--- START ---
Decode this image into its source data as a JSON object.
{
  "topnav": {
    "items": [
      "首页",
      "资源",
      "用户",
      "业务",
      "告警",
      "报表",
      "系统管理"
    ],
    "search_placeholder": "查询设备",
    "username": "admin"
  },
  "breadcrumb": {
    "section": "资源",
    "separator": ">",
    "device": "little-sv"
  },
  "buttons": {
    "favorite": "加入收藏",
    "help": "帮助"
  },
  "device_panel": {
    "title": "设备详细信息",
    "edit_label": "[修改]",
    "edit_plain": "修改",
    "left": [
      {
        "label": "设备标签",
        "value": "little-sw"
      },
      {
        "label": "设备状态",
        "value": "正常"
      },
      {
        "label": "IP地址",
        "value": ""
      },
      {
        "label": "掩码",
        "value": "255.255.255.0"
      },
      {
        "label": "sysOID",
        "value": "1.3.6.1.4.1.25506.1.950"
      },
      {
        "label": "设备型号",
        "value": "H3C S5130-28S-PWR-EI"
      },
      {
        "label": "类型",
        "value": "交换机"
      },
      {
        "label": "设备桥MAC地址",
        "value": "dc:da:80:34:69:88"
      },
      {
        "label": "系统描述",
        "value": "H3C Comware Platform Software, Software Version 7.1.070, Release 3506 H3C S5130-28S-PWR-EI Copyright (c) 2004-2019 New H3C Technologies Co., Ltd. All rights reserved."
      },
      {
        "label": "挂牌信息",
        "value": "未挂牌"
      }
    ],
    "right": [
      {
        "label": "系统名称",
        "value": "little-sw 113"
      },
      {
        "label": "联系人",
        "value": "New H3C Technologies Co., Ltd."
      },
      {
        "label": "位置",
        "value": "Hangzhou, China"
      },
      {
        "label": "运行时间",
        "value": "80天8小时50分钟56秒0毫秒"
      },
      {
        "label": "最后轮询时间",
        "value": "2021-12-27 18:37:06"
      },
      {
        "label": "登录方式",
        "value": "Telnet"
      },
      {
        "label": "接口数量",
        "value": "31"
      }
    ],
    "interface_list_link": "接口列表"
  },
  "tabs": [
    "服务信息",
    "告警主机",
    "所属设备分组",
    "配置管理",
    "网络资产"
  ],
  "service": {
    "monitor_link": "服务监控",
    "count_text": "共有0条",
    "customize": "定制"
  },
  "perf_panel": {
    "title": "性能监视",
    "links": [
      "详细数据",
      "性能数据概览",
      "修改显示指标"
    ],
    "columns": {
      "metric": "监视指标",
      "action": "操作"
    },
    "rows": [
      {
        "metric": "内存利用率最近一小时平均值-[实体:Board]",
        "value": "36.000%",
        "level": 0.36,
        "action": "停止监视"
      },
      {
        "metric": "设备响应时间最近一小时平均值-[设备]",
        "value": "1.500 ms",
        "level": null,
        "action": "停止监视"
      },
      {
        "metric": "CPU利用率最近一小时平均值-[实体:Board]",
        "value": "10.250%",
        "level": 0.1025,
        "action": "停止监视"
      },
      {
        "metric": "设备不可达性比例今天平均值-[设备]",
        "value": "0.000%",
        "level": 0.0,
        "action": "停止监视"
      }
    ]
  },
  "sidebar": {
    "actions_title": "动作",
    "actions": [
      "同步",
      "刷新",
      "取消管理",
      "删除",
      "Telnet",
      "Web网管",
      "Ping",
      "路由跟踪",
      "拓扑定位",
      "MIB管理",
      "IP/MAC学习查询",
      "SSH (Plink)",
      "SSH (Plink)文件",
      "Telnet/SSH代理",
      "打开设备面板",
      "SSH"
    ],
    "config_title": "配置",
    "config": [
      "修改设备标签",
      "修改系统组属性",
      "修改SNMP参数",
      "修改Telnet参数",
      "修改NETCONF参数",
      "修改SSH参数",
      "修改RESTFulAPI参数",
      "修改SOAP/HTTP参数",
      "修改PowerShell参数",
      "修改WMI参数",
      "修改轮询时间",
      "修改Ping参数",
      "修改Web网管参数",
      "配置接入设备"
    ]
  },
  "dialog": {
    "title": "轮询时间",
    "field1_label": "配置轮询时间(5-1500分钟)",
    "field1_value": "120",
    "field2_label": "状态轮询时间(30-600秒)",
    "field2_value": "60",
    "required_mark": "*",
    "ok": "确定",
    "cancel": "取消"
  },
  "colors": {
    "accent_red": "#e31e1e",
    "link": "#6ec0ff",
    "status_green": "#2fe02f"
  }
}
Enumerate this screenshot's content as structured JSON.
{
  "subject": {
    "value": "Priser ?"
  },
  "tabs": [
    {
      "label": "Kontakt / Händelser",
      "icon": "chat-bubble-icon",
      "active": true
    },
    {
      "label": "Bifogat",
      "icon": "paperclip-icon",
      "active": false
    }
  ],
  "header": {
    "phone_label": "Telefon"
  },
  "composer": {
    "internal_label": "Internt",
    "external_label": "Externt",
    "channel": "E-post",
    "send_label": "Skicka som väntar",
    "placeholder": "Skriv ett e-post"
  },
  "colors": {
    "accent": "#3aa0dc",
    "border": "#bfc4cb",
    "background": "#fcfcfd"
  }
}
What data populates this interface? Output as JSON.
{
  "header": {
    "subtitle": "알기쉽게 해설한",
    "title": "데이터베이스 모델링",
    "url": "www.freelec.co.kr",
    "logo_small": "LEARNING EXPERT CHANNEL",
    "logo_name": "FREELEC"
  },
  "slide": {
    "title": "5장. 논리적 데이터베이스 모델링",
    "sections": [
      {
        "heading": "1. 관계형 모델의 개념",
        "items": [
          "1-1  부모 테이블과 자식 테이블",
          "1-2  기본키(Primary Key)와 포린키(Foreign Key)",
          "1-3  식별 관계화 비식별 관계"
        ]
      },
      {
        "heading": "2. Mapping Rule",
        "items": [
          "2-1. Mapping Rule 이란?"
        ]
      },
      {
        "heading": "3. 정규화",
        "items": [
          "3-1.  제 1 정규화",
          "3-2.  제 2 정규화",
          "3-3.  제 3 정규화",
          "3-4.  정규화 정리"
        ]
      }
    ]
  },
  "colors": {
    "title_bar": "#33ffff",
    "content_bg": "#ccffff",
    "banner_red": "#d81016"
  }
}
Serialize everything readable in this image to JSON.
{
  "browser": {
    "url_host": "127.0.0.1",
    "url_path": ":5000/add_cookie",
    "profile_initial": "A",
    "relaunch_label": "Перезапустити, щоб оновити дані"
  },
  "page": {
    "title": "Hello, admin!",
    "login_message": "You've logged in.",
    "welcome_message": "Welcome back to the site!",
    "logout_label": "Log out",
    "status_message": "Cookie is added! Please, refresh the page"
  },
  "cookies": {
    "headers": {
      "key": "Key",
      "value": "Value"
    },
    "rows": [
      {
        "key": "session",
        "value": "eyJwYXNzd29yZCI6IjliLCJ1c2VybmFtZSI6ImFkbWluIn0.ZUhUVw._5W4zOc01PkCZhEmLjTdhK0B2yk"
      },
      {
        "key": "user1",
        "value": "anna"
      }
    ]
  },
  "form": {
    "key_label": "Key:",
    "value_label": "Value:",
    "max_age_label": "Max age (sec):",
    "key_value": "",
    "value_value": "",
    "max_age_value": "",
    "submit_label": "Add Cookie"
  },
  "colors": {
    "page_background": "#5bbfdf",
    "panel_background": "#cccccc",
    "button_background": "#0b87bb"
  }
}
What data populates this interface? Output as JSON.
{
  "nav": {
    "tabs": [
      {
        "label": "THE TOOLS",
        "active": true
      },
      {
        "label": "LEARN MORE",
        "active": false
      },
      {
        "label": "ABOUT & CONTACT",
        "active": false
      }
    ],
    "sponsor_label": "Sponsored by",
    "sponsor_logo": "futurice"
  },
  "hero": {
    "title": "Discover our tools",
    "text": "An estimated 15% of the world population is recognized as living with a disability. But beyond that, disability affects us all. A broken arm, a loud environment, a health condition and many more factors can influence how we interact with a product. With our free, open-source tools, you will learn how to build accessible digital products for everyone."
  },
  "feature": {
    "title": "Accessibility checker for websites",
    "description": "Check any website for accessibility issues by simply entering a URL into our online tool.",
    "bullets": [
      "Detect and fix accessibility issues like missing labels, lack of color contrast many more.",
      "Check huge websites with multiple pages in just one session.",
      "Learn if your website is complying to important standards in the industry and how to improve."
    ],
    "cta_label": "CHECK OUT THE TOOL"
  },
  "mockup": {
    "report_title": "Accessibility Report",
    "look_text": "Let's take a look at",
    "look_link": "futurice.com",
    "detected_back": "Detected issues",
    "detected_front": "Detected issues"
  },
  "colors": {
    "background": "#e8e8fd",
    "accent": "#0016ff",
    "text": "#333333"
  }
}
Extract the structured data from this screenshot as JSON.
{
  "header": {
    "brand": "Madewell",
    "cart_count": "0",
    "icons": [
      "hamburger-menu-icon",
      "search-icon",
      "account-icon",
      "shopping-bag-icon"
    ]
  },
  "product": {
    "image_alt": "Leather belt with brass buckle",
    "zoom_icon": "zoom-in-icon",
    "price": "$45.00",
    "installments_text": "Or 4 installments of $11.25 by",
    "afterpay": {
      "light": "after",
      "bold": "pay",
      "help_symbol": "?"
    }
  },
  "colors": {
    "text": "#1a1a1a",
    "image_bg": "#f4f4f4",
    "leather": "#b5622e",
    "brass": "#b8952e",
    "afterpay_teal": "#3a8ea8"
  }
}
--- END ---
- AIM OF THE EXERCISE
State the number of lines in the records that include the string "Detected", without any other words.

- SOLVED EXERCISE
2